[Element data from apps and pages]
• • • • •
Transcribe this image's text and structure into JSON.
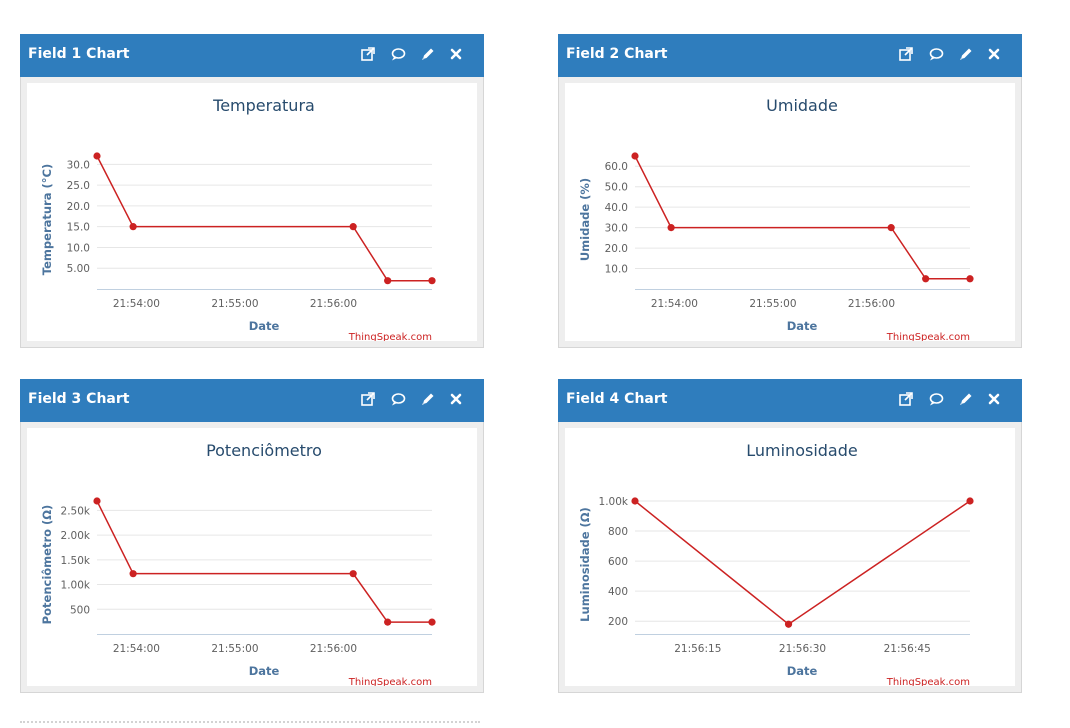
{
  "header_icons": [
    "external-link-icon",
    "comment-icon",
    "pencil-icon",
    "close-icon"
  ],
  "credit_text": "ThingSpeak.com",
  "xlabel": "Date",
  "line_color": "#cc2222",
  "header_color": "#2f7dbd",
  "widgets": [
    {
      "title": "Field 1 Chart",
      "chart_data": {
        "type": "line",
        "title": "Temperatura",
        "xlabel": "Date",
        "ylabel": "Temperatura (°C)",
        "x": [
          "21:53:36",
          "21:53:58",
          "21:56:12",
          "21:56:33",
          "21:57:00"
        ],
        "values": [
          32,
          15,
          15,
          2,
          2
        ],
        "ylim": [
          0,
          32
        ],
        "yticks": [
          5,
          10,
          15,
          20,
          25,
          30
        ],
        "ytick_labels": [
          "5.00",
          "10.0",
          "15.0",
          "20.0",
          "25.0",
          "30.0"
        ],
        "xticks": [
          "21:54:00",
          "21:55:00",
          "21:56:00"
        ],
        "grid": true
      }
    },
    {
      "title": "Field 2 Chart",
      "chart_data": {
        "type": "line",
        "title": "Umidade",
        "xlabel": "Date",
        "ylabel": "Umidade (%)",
        "x": [
          "21:53:36",
          "21:53:58",
          "21:56:12",
          "21:56:33",
          "21:57:00"
        ],
        "values": [
          65,
          30,
          30,
          5,
          5
        ],
        "ylim": [
          0,
          65
        ],
        "yticks": [
          10,
          20,
          30,
          40,
          50,
          60
        ],
        "ytick_labels": [
          "10.0",
          "20.0",
          "30.0",
          "40.0",
          "50.0",
          "60.0"
        ],
        "xticks": [
          "21:54:00",
          "21:55:00",
          "21:56:00"
        ],
        "grid": true
      }
    },
    {
      "title": "Field 3 Chart",
      "chart_data": {
        "type": "line",
        "title": "Potenciômetro",
        "xlabel": "Date",
        "ylabel": "Potenciômetro (Ω)",
        "x": [
          "21:53:36",
          "21:53:58",
          "21:56:12",
          "21:56:33",
          "21:57:00"
        ],
        "values": [
          2690,
          1220,
          1220,
          240,
          240
        ],
        "ylim": [
          0,
          2690
        ],
        "yticks": [
          500,
          1000,
          1500,
          2000,
          2500
        ],
        "ytick_labels": [
          "500",
          "1.00k",
          "1.50k",
          "2.00k",
          "2.50k"
        ],
        "xticks": [
          "21:54:00",
          "21:55:00",
          "21:56:00"
        ],
        "grid": true
      }
    },
    {
      "title": "Field 4 Chart",
      "chart_data": {
        "type": "line",
        "title": "Luminosidade",
        "xlabel": "Date",
        "ylabel": "Luminosidade (Ω)",
        "x": [
          "21:56:06",
          "21:56:28",
          "21:56:54"
        ],
        "values": [
          1000,
          180,
          1000
        ],
        "ylim": [
          115,
          1000
        ],
        "yticks": [
          200,
          400,
          600,
          800,
          1000
        ],
        "ytick_labels": [
          "200",
          "400",
          "600",
          "800",
          "1.00k"
        ],
        "xticks": [
          "21:56:15",
          "21:56:30",
          "21:56:45"
        ],
        "grid": true
      }
    }
  ]
}
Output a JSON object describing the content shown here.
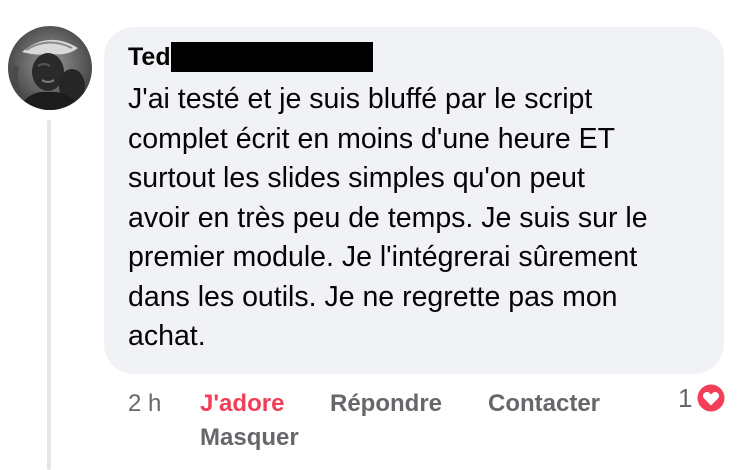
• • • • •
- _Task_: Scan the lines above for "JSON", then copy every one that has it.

- _Solved problem_:
Transcribe this image's text and structure into JSON.
Output a JSON object describing the content shown here.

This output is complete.